> The input:

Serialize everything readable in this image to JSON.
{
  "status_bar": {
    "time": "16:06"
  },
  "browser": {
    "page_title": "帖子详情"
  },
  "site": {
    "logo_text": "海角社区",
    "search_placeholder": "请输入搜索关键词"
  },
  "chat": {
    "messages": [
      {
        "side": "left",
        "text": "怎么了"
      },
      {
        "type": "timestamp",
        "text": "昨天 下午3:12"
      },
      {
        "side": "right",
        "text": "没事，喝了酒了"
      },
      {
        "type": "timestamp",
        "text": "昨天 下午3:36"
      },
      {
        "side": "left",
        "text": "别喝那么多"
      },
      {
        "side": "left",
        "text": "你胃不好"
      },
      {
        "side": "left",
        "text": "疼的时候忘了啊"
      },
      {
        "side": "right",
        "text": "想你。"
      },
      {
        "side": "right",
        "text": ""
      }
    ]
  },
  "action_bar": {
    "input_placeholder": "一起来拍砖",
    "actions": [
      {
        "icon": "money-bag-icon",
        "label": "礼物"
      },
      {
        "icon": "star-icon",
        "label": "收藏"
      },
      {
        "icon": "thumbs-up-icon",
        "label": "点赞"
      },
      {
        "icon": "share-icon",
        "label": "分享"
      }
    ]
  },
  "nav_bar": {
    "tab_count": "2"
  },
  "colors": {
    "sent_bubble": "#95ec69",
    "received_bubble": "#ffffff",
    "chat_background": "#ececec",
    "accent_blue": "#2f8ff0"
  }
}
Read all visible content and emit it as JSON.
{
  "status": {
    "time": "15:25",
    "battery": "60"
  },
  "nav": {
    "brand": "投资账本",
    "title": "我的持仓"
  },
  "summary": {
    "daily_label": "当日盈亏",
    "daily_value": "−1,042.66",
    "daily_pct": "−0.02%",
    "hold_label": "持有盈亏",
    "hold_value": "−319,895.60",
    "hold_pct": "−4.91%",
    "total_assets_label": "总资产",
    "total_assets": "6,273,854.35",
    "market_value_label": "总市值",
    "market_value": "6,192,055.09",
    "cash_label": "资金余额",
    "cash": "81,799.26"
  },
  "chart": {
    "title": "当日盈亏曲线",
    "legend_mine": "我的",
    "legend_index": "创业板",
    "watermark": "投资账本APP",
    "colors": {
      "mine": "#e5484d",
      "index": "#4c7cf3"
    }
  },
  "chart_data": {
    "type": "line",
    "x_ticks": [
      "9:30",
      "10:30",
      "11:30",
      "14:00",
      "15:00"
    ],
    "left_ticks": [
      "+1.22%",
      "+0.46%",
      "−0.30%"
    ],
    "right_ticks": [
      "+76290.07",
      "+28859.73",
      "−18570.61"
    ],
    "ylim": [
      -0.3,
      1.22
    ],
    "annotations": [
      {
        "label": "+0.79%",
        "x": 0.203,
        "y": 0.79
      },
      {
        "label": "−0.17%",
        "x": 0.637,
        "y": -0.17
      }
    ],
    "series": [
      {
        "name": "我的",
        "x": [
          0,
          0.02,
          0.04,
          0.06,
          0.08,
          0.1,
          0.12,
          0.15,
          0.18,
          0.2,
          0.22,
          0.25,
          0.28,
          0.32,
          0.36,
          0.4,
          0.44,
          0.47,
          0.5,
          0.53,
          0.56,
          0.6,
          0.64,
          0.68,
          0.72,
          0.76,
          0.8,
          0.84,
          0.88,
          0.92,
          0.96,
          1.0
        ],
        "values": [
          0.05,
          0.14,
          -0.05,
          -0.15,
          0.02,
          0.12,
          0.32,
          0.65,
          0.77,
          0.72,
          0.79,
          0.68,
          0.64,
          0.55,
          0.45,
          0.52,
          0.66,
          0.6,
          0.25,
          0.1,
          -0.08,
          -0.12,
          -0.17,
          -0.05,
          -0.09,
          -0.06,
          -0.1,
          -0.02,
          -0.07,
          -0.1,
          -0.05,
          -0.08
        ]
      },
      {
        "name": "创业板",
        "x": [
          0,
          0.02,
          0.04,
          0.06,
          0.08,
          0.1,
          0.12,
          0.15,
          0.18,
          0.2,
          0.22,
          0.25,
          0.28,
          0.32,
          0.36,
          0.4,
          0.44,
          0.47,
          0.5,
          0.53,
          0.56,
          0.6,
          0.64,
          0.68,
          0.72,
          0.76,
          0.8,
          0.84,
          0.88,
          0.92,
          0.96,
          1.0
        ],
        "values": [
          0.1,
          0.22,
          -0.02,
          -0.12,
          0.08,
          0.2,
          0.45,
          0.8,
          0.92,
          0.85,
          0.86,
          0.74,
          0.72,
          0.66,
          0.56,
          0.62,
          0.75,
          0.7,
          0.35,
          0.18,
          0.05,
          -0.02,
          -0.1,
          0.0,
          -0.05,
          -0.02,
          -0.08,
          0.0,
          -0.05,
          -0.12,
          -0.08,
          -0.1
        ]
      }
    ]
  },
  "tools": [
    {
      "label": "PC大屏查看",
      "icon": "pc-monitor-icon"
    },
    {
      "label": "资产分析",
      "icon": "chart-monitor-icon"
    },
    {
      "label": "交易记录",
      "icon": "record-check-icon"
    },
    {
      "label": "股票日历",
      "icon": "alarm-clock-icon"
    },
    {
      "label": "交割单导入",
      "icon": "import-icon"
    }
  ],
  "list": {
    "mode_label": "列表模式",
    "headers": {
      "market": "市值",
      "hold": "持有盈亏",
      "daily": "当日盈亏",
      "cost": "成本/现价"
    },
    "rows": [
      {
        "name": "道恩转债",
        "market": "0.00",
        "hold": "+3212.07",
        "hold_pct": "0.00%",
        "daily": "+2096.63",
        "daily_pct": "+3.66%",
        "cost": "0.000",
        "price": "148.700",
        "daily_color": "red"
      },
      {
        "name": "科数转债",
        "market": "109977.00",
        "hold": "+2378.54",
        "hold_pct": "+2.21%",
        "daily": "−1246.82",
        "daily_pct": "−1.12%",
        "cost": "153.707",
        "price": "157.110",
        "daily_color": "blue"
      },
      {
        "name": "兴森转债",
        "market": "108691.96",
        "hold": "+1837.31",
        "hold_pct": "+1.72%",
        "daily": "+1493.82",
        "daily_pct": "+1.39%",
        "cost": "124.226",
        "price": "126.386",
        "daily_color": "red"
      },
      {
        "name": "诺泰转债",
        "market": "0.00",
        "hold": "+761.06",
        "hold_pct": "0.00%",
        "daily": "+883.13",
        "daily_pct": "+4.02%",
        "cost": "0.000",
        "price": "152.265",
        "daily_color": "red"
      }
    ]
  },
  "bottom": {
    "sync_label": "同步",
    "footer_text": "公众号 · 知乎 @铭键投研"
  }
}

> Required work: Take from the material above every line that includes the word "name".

> Solution below:
        "name": "我的",
        "name": "创业板",
        "name": "道恩转债",
        "name": "科数转债",
        "name": "兴森转债",
        "name": "诺泰转债",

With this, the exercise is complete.